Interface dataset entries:
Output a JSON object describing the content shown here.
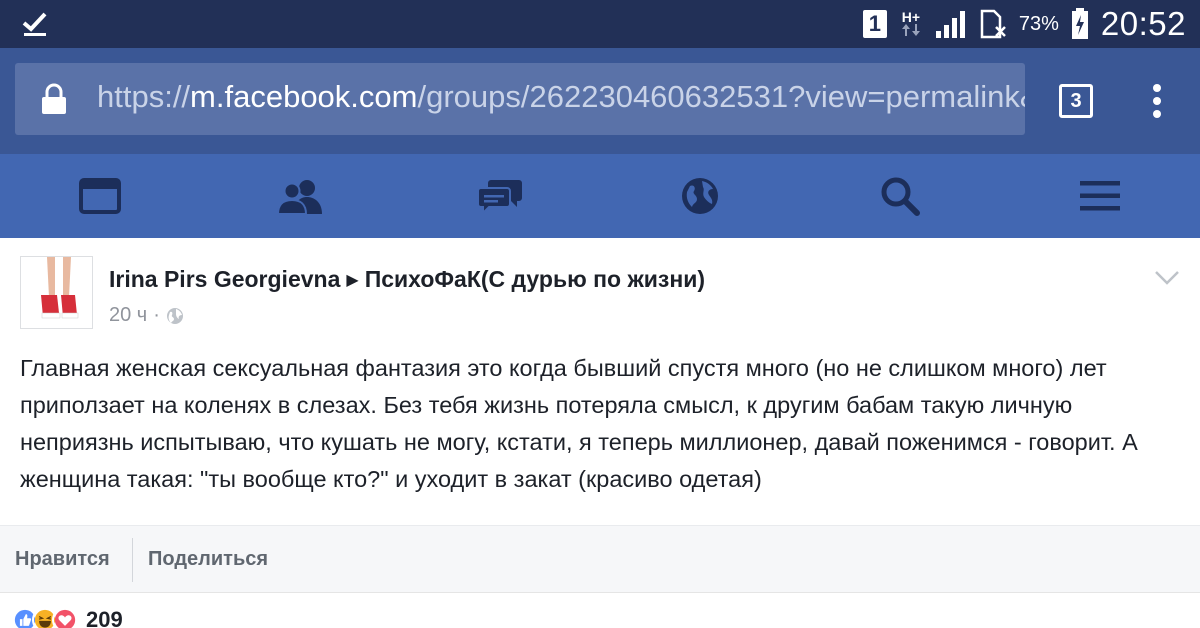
{
  "status_bar": {
    "sim_label": "1",
    "network_type": "H+",
    "battery_percent": "73%",
    "time": "20:52",
    "bg_color": "#223057"
  },
  "browser": {
    "url_scheme": "https://",
    "url_domain": "m.facebook.com",
    "url_path": "/groups/262230460632531?view=permalink&",
    "tab_count": "3",
    "accent_color": "#3a5795"
  },
  "fb_nav": {
    "items": [
      {
        "icon": "news-feed-icon"
      },
      {
        "icon": "friends-icon"
      },
      {
        "icon": "messages-icon"
      },
      {
        "icon": "globe-notifications-icon"
      },
      {
        "icon": "search-icon"
      },
      {
        "icon": "menu-icon"
      }
    ],
    "bg_color": "#4267b2"
  },
  "post": {
    "author": "Irina Pirs Georgievna",
    "arrow": "▶",
    "group": "ПсихоФаК(С дурью по жизни)",
    "time_ago": "20 ч",
    "text": "Главная женская сексуальная фантазия это когда бывший спустя много (но не слишком много) лет приползает на коленях в слезах. Без тебя жизнь потеряла смысл, к другим бабам такую личную неприязнь испытываю, что кушать не могу, кстати, я теперь миллионер, давай поженимся - говорит. А женщина такая: \"ты вообще кто?\" и уходит в закат (красиво одетая)"
  },
  "actions": {
    "like_label": "Нравится",
    "share_label": "Поделиться"
  },
  "reactions": {
    "icons": [
      "like-reaction-icon",
      "haha-reaction-icon",
      "love-reaction-icon"
    ],
    "count": "209",
    "colors": {
      "like": "#5890ff",
      "haha": "#f7b125",
      "love": "#f25268"
    }
  }
}
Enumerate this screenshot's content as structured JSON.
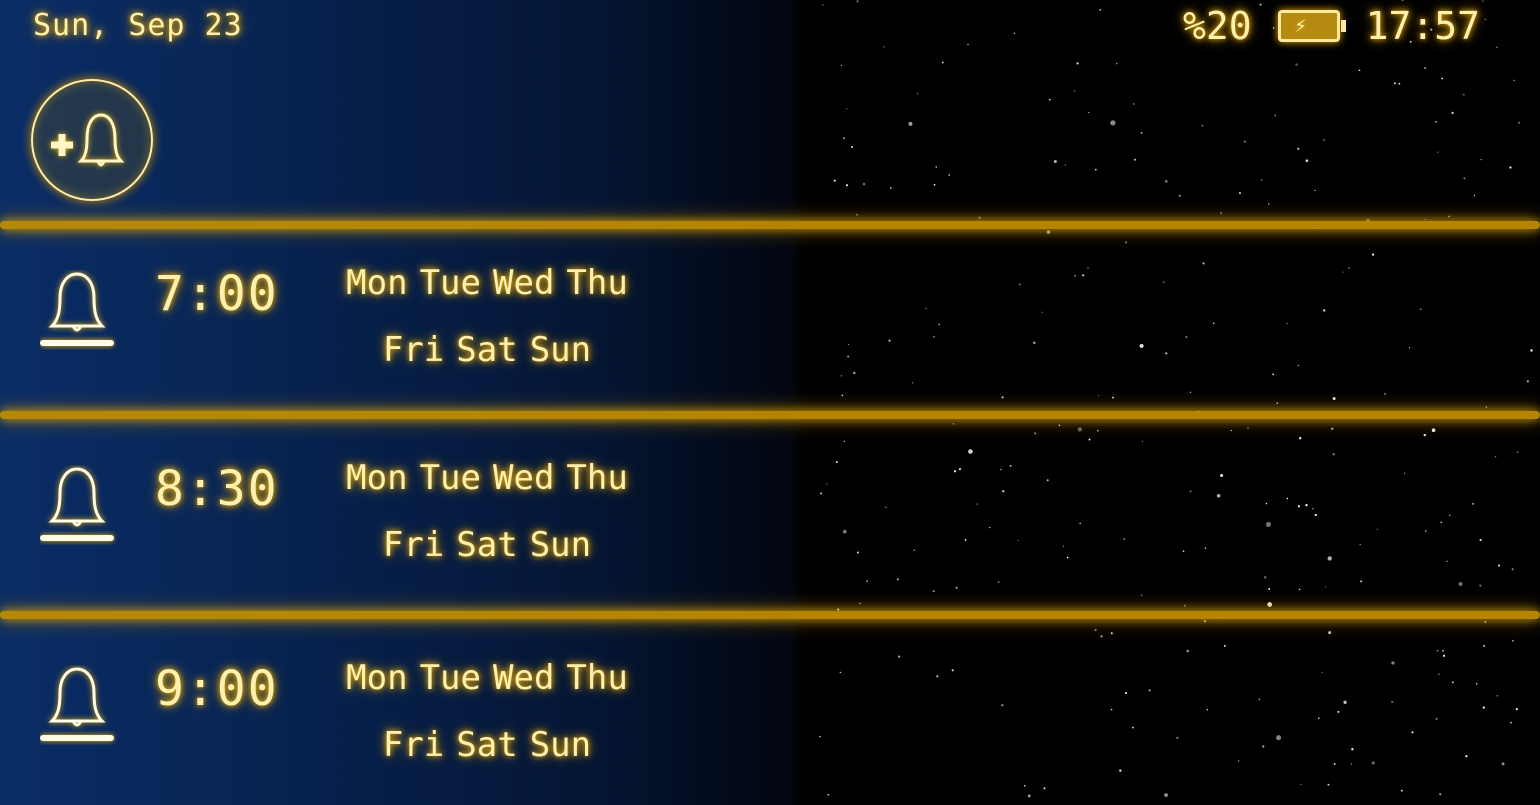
{
  "status_bar": {
    "date": "Sun, Sep 23",
    "battery_percent": "%20",
    "battery_level": 0.2,
    "battery_charging": true,
    "clock": "17:57"
  },
  "add_alarm": {
    "icon": "add-bell-icon"
  },
  "colors": {
    "accent": "#f5b800",
    "text": "#fff0b0",
    "background_left": "#0a2d66",
    "background_right": "#000000"
  },
  "alarms": [
    {
      "time": "7:00",
      "days_line1": [
        "Mon",
        "Tue",
        "Wed",
        "Thu"
      ],
      "days_line2": [
        "Fri",
        "Sat",
        "Sun"
      ],
      "icon": "bell-icon"
    },
    {
      "time": "8:30",
      "days_line1": [
        "Mon",
        "Tue",
        "Wed",
        "Thu"
      ],
      "days_line2": [
        "Fri",
        "Sat",
        "Sun"
      ],
      "icon": "bell-icon"
    },
    {
      "time": "9:00",
      "days_line1": [
        "Mon",
        "Tue",
        "Wed",
        "Thu"
      ],
      "days_line2": [
        "Fri",
        "Sat",
        "Sun"
      ],
      "icon": "bell-icon"
    }
  ]
}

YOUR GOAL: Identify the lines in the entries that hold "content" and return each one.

OUTPUT BELOW:
Output a JSON object describing the content shown here.
Enumerate this screenshot's content as structured JSON.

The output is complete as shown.